Certain grades of SS such as those found at marine suppliers may have lower magnetic qualities, but check them before using. I also learned that a metal part can be de-magnetised by laying it on a block of wood, oriented in an east-to-west fashion, and striking it with a hammer 50 times. Considering that I needed four bolts, four nuts, and four washers (plus a few spares), I determined that my time was better spent working on my offside roll, so I just bought the non-magnetic hardware.
Super helpful instructions, Jeff. I originally was going to write to ask about those little metal tabs. I drilled the holes in the brass plate without straightening them, as suggested, though it would have made the job a little easier to have done so. I bolted (I used the same hardware you did) the whole thing together with the tabs still in their original factory condition. Was that a mistake? Everything seems to be holding together ok, though I haven’t been out bashing around yet in my boat. Will my boat blow up or sink?
Also, I wish I’d read all the comments before finalizing my hardware selection. I did do a quick check of the hardware with a magnet, but then had to replace the original screws (I got flatheads rather than pan heads), and forgot to test the new batch. However, when I checked the installed Brunton compass with a handheld compass at N, S, E, and W, the readings between the two were the same, so I’m thinking I’m OK. But those tabs…..
Geoffrey, you should be OK with the tabs undrilled. As I recall, the reason I drilled the holes larger was to prevent the metal plate from buckling when running the larger bolts thru them. As long as this didn’t happen to you, you’re probably just fine.
As for the hardware, it would depend on how strongly magnetized it is. As long as your deck compass closely matches your accurate handheld compass, you’re safe to go paddling!
Hi Jeffrey, thanks for your instructions! I will put this in my Wilderness Tempest 165. I assume the tabs help keep the compass in place. Why do you suggest to flatten them?
I have just like you a set of 6×32 stainless machine screws with vinyl nuts & rubber washers. They do attach to my (strong) magnet and the magnet affects the compass at about 2ft away. But holding the screws up near the compass doesn’t do anything at all. Should that not mean it’s totally safe to use these to mount the compass? And even if there’s a slight magnetism, I thought that one on each corner should balance it out anyway…
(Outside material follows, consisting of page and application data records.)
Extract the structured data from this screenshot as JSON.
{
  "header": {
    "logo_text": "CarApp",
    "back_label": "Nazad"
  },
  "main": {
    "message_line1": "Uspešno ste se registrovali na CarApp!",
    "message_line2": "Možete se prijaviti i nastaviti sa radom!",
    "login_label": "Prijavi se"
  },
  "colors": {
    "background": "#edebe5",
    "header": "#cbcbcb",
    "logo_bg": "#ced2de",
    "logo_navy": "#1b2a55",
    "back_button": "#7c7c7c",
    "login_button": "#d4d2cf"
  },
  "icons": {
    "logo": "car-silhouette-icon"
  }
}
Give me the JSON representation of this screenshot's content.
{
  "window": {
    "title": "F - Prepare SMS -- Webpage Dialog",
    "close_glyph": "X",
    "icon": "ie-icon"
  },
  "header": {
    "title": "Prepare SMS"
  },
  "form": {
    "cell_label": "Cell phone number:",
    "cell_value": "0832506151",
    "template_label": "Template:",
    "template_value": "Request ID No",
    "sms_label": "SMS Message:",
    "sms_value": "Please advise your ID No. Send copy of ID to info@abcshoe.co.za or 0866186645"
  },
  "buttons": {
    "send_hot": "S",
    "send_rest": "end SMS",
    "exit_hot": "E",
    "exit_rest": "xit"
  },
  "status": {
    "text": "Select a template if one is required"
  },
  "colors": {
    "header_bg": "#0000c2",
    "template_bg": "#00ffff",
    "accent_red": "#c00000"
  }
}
Lianne, sorry for the late reply but I’ve been away …
I don’t recall exactly what purpose the brass plate with tabs serves, and it may even be unnecessary when using your own mounting hardware. If you decide to flatten the tabs, simply squeeze them flat with a large pliers, or flatten them with a hammer on a block of wood …
Yes, sounds like the SS hardware bits are so slightly magnetic as to not be a concern; I’d use them, and simply double-check your compass’ accuracy before each season.